Giving some TLC to the X2100.
Intel Management Engine Problem
Solder a 1K resistor to the right side of R48, near the RAM slot. This pull-down resistor fixes the ME issue.
If you don’t feel like touching the main motherboard, read on to the next sections.
The X2100 was discovered to have a Management Engine issue after BIOS updates, where the primary symptom is that the ME cannot be seen by the system and is undetected in the BIOS. It would also take 10s to 15s to cold boot, most probably due to RAM retraining.
Our first suspicion was that it was due to the EC patches and updates released by jwise and other contributors. As such, update methods were devised to just update the EC region in the BIOS update. However, a few people still encountered the issue even after EC updates only.
The ultimate culprit was found to be the HDA_SDO (SPI descriptor override) pin from the PCH by jwise, which is a well documented method to unlock the flash region. The side effect includes disabling the ME, which was what happened here. For some strange reason, this pin is supposed to be internally pulled down by the PCH, but jumps to 4.3v. It could really just be a faulty CPU provided by Intel, but the more likely reason could be a design issue of the board causing this to happen.
Huge thanks to jwise, exander77 and mjg59. They all made lots of contributions to this motherboard improving the usability and fixing issues and problems along the way.
Easier Hardware Fix
There are several ways to fix this without touching the main motherboard, which involves soldering a resistor onto the audio board.
On the X2100 motherboard, it is at R48. It can also be found at the connection between the motherboard and the USB/audio daughterboard. This pin is called ACZ_SDOUT_IOSUB, located at pin 16.
On the daughterboard, it is also called ACZ_SDOUT_IOSUB. It can be found at pin 5 of the CX20561 daughterboard and also pin 7 of the CX20585 daughterboard. Soldering a 1K pull-down resistor to a ground point will resolve this ME issue.
If anyone out there wants to intentionally disable the management engine, you can solder a 1K resistor at R48, effectively pulling up the pin and setting it to manufacturing mode (overriding the SPI descriptor). It’s not recommended since the ME provides TPM2.0, but some people may want to do that to prevent the ME from doing snooping on you.
mjg59 has graciously provided ported coreboot for the X2100. Unfortunately I’ve not been able to compile it recently. If anyone wants to take a jab at it, feel free to try it out. I’ll be taking more time to recompile it for the X2100 and push out a fully working image once it’s working.
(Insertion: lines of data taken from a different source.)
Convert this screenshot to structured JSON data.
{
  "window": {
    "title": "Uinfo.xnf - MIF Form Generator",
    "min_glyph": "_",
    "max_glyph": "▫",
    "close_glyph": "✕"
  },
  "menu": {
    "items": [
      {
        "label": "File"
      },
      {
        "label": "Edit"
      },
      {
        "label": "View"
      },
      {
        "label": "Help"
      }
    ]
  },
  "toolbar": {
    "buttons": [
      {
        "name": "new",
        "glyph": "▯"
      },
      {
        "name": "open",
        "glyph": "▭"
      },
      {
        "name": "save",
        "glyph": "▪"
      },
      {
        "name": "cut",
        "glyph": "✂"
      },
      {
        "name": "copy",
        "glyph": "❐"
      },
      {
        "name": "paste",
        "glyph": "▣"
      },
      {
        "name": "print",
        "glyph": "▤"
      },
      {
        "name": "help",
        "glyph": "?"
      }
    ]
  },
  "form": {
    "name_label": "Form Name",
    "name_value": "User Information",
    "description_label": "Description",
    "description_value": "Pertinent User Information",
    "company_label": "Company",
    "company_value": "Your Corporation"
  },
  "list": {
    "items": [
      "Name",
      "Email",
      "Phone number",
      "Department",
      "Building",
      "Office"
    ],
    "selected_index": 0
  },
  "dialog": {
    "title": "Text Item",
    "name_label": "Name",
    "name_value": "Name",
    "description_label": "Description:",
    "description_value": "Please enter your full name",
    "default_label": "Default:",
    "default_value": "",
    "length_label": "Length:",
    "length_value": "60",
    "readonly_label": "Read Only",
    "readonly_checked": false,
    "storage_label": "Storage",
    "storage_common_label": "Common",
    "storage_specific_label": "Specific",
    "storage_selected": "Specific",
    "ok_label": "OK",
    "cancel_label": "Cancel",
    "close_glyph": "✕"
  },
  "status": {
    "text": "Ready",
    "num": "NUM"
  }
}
Embedded Controller and BIOS
More modders (exander77) have joined in the effort to make the EC a more friendly and usable version. Some changes includes reducing the charger requirements from 90W to 65W, as well as a smoother fan curve. I’ve included some versions in the BIOS support page. I’ve also removed the ME issue and included a full Linux script to flash the BIOS directly. Separate flashing of BIOS and EC is still available on this website and GitHub repository.
have a look at this https://item.taobao.com/item.htm?id=649294774879
wonder if anyone tried this on x2100 or older thinkpads?
This is the best techblog I follow, with things I never have money to buy (Brazil here), but so nice to see the improvements to retro that worked, those that Lenovo just ignored these days. Keep the good work, eager to see more updates and curiosities.
Thanks for your support! Definitely a lot more technical posts ahead. Stay tuned 🙂
Thanks for your support!Can you show the picture obout it ? I can not find r48 and so on.and i can no do it .
All the pictures are on my blog post. Should be quite clear. Drop me a DM if you need more help.
There are quite a few pictures from my blog post. Check that out.